*PROBLEM STATEMENT*: With the pictures omitted, write out all of the listing exactly.

*MATERIAL PROVIDED*:
=== Section Start ===
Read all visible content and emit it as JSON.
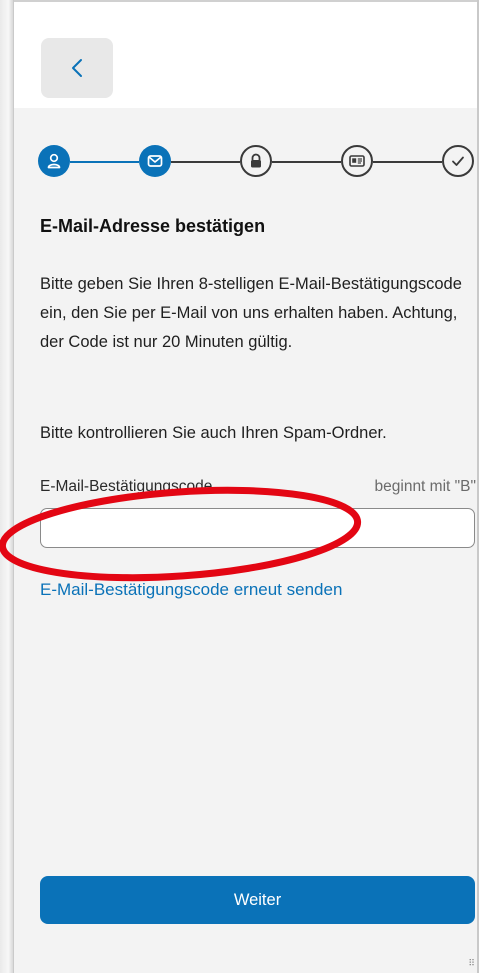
{
  "header": {
    "back_icon": "chevron-left-icon"
  },
  "stepper": {
    "steps": [
      {
        "icon": "user-icon",
        "state": "active"
      },
      {
        "icon": "envelope-icon",
        "state": "active"
      },
      {
        "icon": "lock-icon",
        "state": "inactive"
      },
      {
        "icon": "id-card-icon",
        "state": "inactive"
      },
      {
        "icon": "check-icon",
        "state": "inactive"
      }
    ],
    "active_color": "#0a72b8",
    "inactive_color": "#3a3a3a"
  },
  "main": {
    "title": "E-Mail-Adresse bestätigen",
    "description": "Bitte geben Sie Ihren 8-stelligen E-Mail-Bestätigungscode ein, den Sie per E-Mail von uns erhalten haben. Achtung, der Code ist nur 20 Minuten gültig.",
    "spam_note": "Bitte kontrollieren Sie auch Ihren Spam-Ordner.",
    "code_field": {
      "label": "E-Mail-Bestätigungscode",
      "hint": "beginnt mit \"B\"",
      "value": "",
      "placeholder": ""
    },
    "resend_link": "E-Mail-Bestätigungscode erneut senden",
    "submit_button": "Weiter"
  },
  "annotation": {
    "color": "#e30613"
  },
  "colors": {
    "accent": "#0a72b8",
    "background": "#f3f3f3"
  }
}
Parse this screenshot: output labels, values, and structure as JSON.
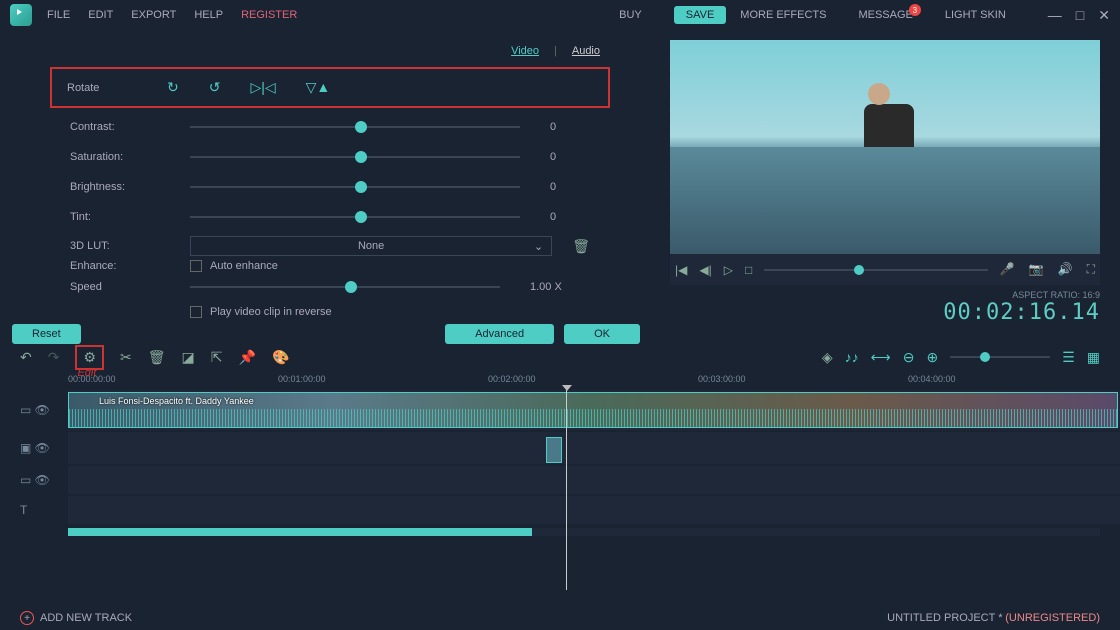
{
  "menu": {
    "file": "FILE",
    "edit": "EDIT",
    "export": "EXPORT",
    "help": "HELP",
    "register": "REGISTER",
    "buy": "BUY",
    "save": "SAVE",
    "more_effects": "MORE EFFECTS",
    "message": "MESSAGE",
    "message_badge": "3",
    "light_skin": "LIGHT SKIN"
  },
  "tabs": {
    "video": "Video",
    "audio": "Audio",
    "sep": "|"
  },
  "rotate": {
    "label": "Rotate"
  },
  "sliders": {
    "contrast": {
      "label": "Contrast:",
      "value": "0"
    },
    "saturation": {
      "label": "Saturation:",
      "value": "0"
    },
    "brightness": {
      "label": "Brightness:",
      "value": "0"
    },
    "tint": {
      "label": "Tint:",
      "value": "0"
    },
    "speed": {
      "label": "Speed",
      "value": "1.00 X"
    }
  },
  "lut": {
    "label": "3D LUT:",
    "value": "None"
  },
  "enhance": {
    "label": "Enhance:",
    "auto": "Auto enhance"
  },
  "reverse": {
    "label": "Play video clip in reverse"
  },
  "buttons": {
    "reset": "Reset",
    "advanced": "Advanced",
    "ok": "OK"
  },
  "preview": {
    "aspect": "ASPECT RATIO: 16:9",
    "time": "00:02:16.14"
  },
  "timeline": {
    "edit_label": "Edit",
    "times": [
      "00:00:00:00",
      "00:01:00:00",
      "00:02:00:00",
      "00:03:00:00",
      "00:04:00:00"
    ],
    "clip_name": "Luis Fonsi-Despacito ft. Daddy Yankee"
  },
  "footer": {
    "add_track": "ADD NEW TRACK",
    "project": "UNTITLED PROJECT *",
    "unreg": "(UNREGISTERED)"
  }
}
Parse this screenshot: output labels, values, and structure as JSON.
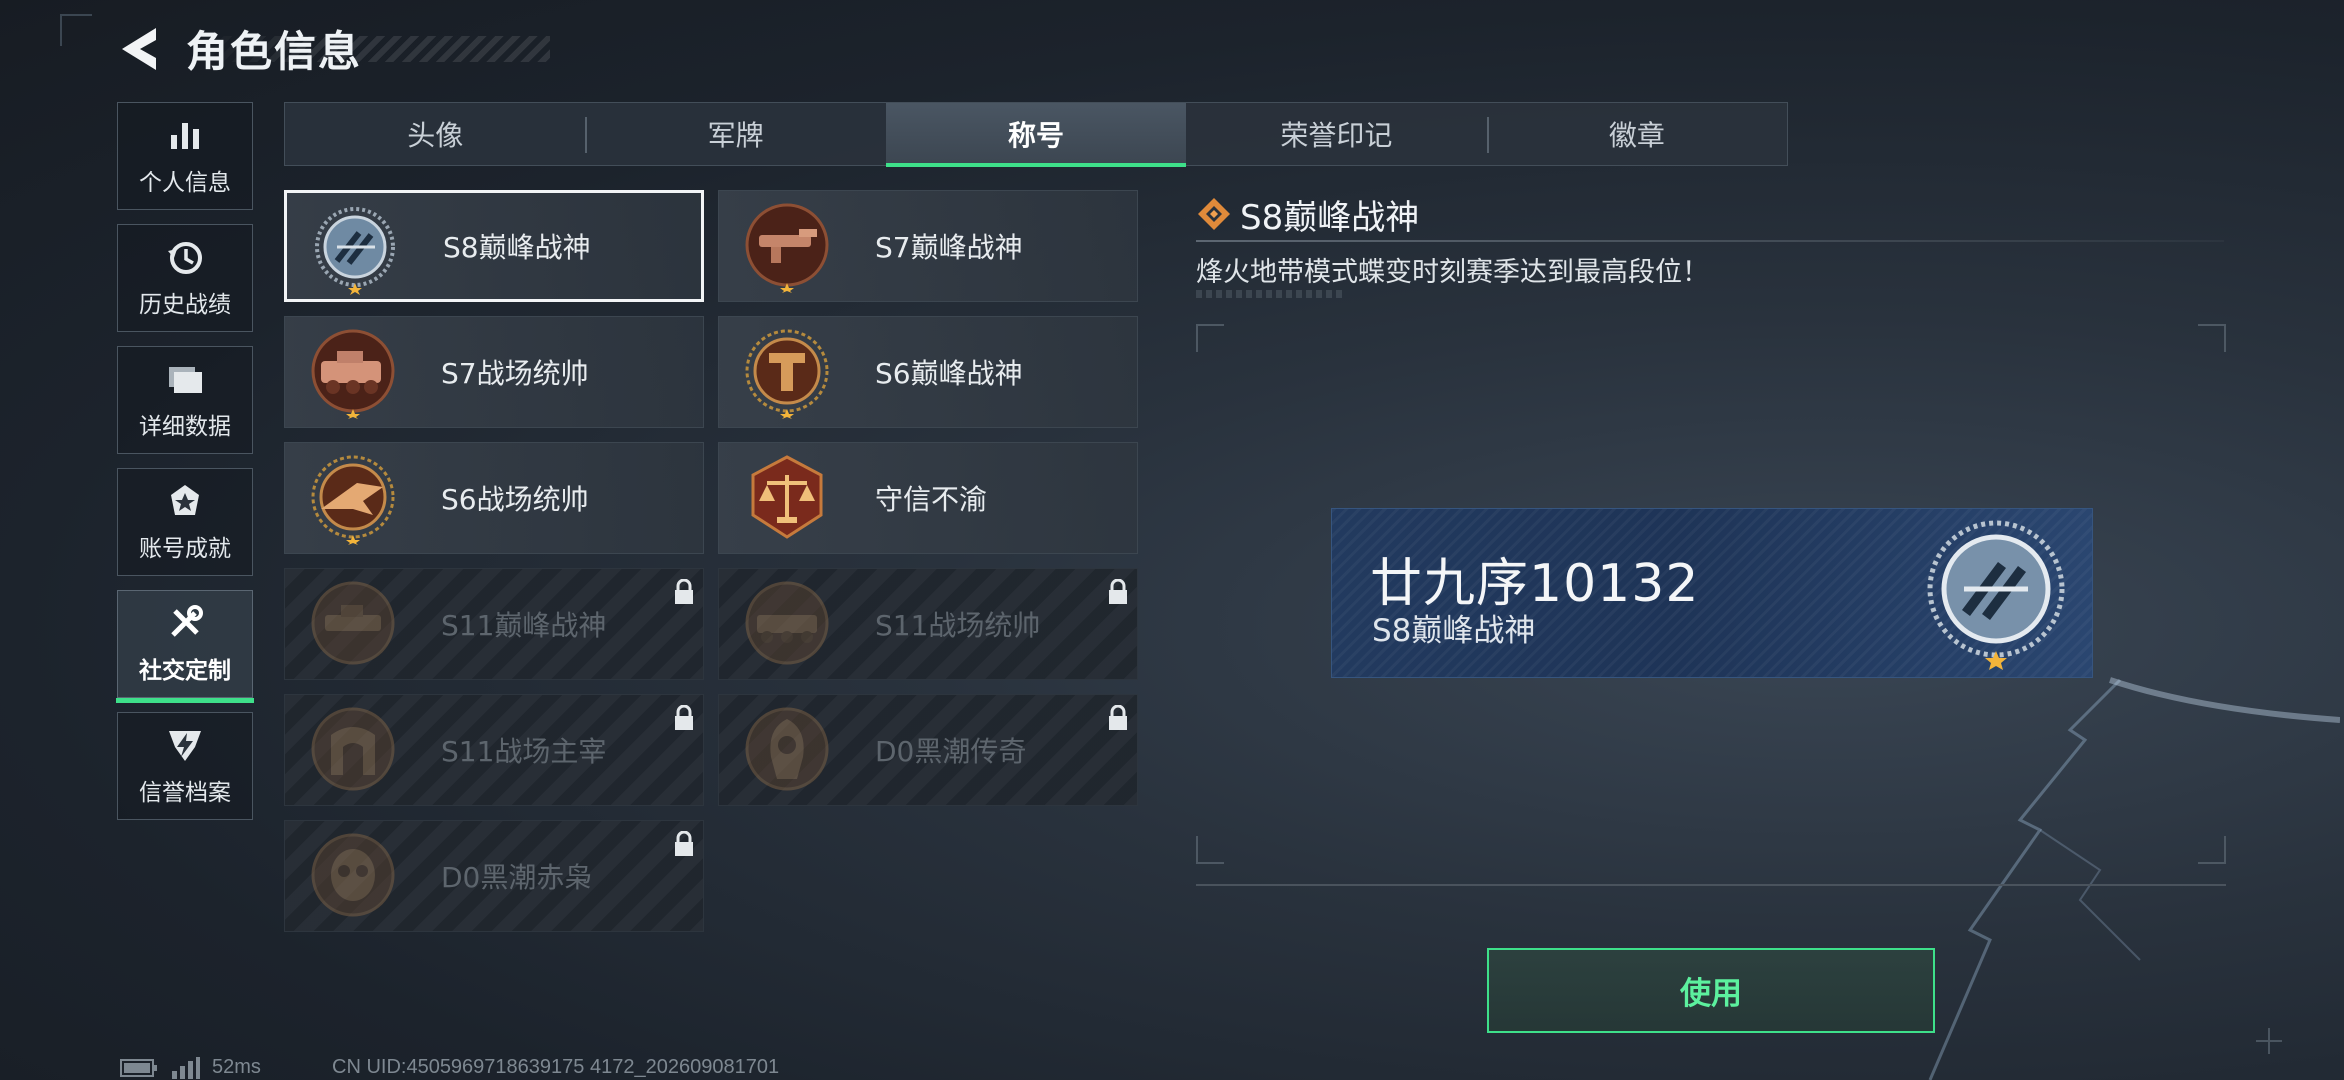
{
  "header": {
    "title": "角色信息"
  },
  "sidebar": {
    "items": [
      {
        "label": "个人信息",
        "icon": "bar-chart-icon"
      },
      {
        "label": "历史战绩",
        "icon": "history-clock-icon"
      },
      {
        "label": "详细数据",
        "icon": "folder-icon"
      },
      {
        "label": "账号成就",
        "icon": "achievement-icon"
      },
      {
        "label": "社交定制",
        "icon": "tools-icon",
        "active": true
      },
      {
        "label": "信誉档案",
        "icon": "credit-shield-icon"
      }
    ]
  },
  "tabs": [
    {
      "label": "头像"
    },
    {
      "label": "军牌"
    },
    {
      "label": "称号",
      "active": true
    },
    {
      "label": "荣誉印记"
    },
    {
      "label": "徽章"
    }
  ],
  "titles": [
    {
      "name": "S8巅峰战神",
      "locked": false,
      "selected": true,
      "icon": "s8-peak-emblem-icon"
    },
    {
      "name": "S7巅峰战神",
      "locked": false,
      "icon": "s7-peak-emblem-icon"
    },
    {
      "name": "S7战场统帅",
      "locked": false,
      "icon": "s7-commander-emblem-icon"
    },
    {
      "name": "S6巅峰战神",
      "locked": false,
      "icon": "s6-peak-emblem-icon"
    },
    {
      "name": "S6战场统帅",
      "locked": false,
      "icon": "s6-commander-emblem-icon"
    },
    {
      "name": "守信不渝",
      "locked": false,
      "icon": "scales-emblem-icon"
    },
    {
      "name": "S11巅峰战神",
      "locked": true,
      "icon": "s11-peak-emblem-icon"
    },
    {
      "name": "S11战场统帅",
      "locked": true,
      "icon": "s11-commander-emblem-icon"
    },
    {
      "name": "S11战场主宰",
      "locked": true,
      "icon": "s11-dominator-emblem-icon"
    },
    {
      "name": "D0黑潮传奇",
      "locked": true,
      "icon": "d0-legend-emblem-icon"
    },
    {
      "name": "D0黑潮赤枭",
      "locked": true,
      "icon": "d0-owl-emblem-icon"
    }
  ],
  "detail": {
    "title": "S8巅峰战神",
    "description": "烽火地带模式蝶变时刻赛季达到最高段位！"
  },
  "preview": {
    "player_name": "廿九序10132",
    "title": "S8巅峰战神"
  },
  "use_button": {
    "label": "使用"
  },
  "status": {
    "ping": "52ms",
    "uid": "CN UID:4505969718639175 4172_202609081701"
  },
  "colors": {
    "accent_green": "#3ee08a",
    "preview_blue": "#223a5f",
    "bronze": "#8a4a2a"
  }
}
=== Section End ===
*FINAL ANSWER*:
Read all visible content and emit it as JSON.
{
  "header": {
    "back_icon": "chevron-left-icon"
  },
  "stepper": {
    "steps": [
      {
        "icon": "user-icon",
        "state": "active"
      },
      {
        "icon": "envelope-icon",
        "state": "active"
      },
      {
        "icon": "lock-icon",
        "state": "inactive"
      },
      {
        "icon": "id-card-icon",
        "state": "inactive"
      },
      {
        "icon": "check-icon",
        "state": "inactive"
      }
    ],
    "active_color": "#0a72b8",
    "inactive_color": "#3a3a3a"
  },
  "main": {
    "title": "E-Mail-Adresse bestätigen",
    "description": "Bitte geben Sie Ihren 8-stelligen E-Mail-Bestätigungscode ein, den Sie per E-Mail von uns erhalten haben. Achtung, der Code ist nur 20 Minuten gültig.",
    "spam_note": "Bitte kontrollieren Sie auch Ihren Spam-Ordner.",
    "code_field": {
      "label": "E-Mail-Bestätigungscode",
      "hint": "beginnt mit \"B\"",
      "value": "",
      "placeholder": ""
    },
    "resend_link": "E-Mail-Bestätigungscode erneut senden",
    "submit_button": "Weiter"
  },
  "annotation": {
    "color": "#e30613"
  },
  "colors": {
    "accent": "#0a72b8",
    "background": "#f3f3f3"
  }
}
Parse this screenshot: output labels, values, and structure as JSON.
{
  "menu": {
    "file": "FILE",
    "edit": "EDIT",
    "export": "EXPORT",
    "help": "HELP",
    "register": "REGISTER",
    "buy": "BUY",
    "save": "SAVE",
    "more_effects": "MORE EFFECTS",
    "message": "MESSAGE",
    "message_badge": "3",
    "light_skin": "LIGHT SKIN"
  },
  "tabs": {
    "video": "Video",
    "audio": "Audio",
    "sep": "|"
  },
  "rotate": {
    "label": "Rotate"
  },
  "sliders": {
    "contrast": {
      "label": "Contrast:",
      "value": "0"
    },
    "saturation": {
      "label": "Saturation:",
      "value": "0"
    },
    "brightness": {
      "label": "Brightness:",
      "value": "0"
    },
    "tint": {
      "label": "Tint:",
      "value": "0"
    },
    "speed": {
      "label": "Speed",
      "value": "1.00 X"
    }
  },
  "lut": {
    "label": "3D LUT:",
    "value": "None"
  },
  "enhance": {
    "label": "Enhance:",
    "auto": "Auto enhance"
  },
  "reverse": {
    "label": "Play video clip in reverse"
  },
  "buttons": {
    "reset": "Reset",
    "advanced": "Advanced",
    "ok": "OK"
  },
  "preview": {
    "aspect": "ASPECT RATIO: 16:9",
    "time": "00:02:16.14"
  },
  "timeline": {
    "edit_label": "Edit",
    "times": [
      "00:00:00:00",
      "00:01:00:00",
      "00:02:00:00",
      "00:03:00:00",
      "00:04:00:00"
    ],
    "clip_name": "Luis Fonsi-Despacito ft. Daddy Yankee"
  },
  "footer": {
    "add_track": "ADD NEW TRACK",
    "project": "UNTITLED PROJECT *",
    "unreg": "(UNREGISTERED)"
  }
}
Parse this screenshot: output labels, values, and structure as JSON.
{
  "header": {
    "title": "角色信息"
  },
  "sidebar": {
    "items": [
      {
        "label": "个人信息",
        "icon": "bar-chart-icon"
      },
      {
        "label": "历史战绩",
        "icon": "history-clock-icon"
      },
      {
        "label": "详细数据",
        "icon": "folder-icon"
      },
      {
        "label": "账号成就",
        "icon": "achievement-icon"
      },
      {
        "label": "社交定制",
        "icon": "tools-icon",
        "active": true
      },
      {
        "label": "信誉档案",
        "icon": "credit-shield-icon"
      }
    ]
  },
  "tabs": [
    {
      "label": "头像"
    },
    {
      "label": "军牌"
    },
    {
      "label": "称号",
      "active": true
    },
    {
      "label": "荣誉印记"
    },
    {
      "label": "徽章"
    }
  ],
  "titles": [
    {
      "name": "S8巅峰战神",
      "locked": false,
      "selected": true,
      "icon": "s8-peak-emblem-icon"
    },
    {
      "name": "S7巅峰战神",
      "locked": false,
      "icon": "s7-peak-emblem-icon"
    },
    {
      "name": "S7战场统帅",
      "locked": false,
      "icon": "s7-commander-emblem-icon"
    },
    {
      "name": "S6巅峰战神",
      "locked": false,
      "icon": "s6-peak-emblem-icon"
    },
    {
      "name": "S6战场统帅",
      "locked": false,
      "icon": "s6-commander-emblem-icon"
    },
    {
      "name": "守信不渝",
      "locked": false,
      "icon": "scales-emblem-icon"
    },
    {
      "name": "S11巅峰战神",
      "locked": true,
      "icon": "s11-peak-emblem-icon"
    },
    {
      "name": "S11战场统帅",
      "locked": true,
      "icon": "s11-commander-emblem-icon"
    },
    {
      "name": "S11战场主宰",
      "locked": true,
      "icon": "s11-dominator-emblem-icon"
    },
    {
      "name": "D0黑潮传奇",
      "locked": true,
      "icon": "d0-legend-emblem-icon"
    },
    {
      "name": "D0黑潮赤枭",
      "locked": true,
      "icon": "d0-owl-emblem-icon"
    }
  ],
  "detail": {
    "title": "S8巅峰战神",
    "description": "烽火地带模式蝶变时刻赛季达到最高段位！"
  },
  "preview": {
    "player_name": "廿九序10132",
    "title": "S8巅峰战神"
  },
  "use_button": {
    "label": "使用"
  },
  "status": {
    "ping": "52ms",
    "uid": "CN UID:4505969718639175 4172_202609081701"
  },
  "colors": {
    "accent_green": "#3ee08a",
    "preview_blue": "#223a5f",
    "bronze": "#8a4a2a"
  }
}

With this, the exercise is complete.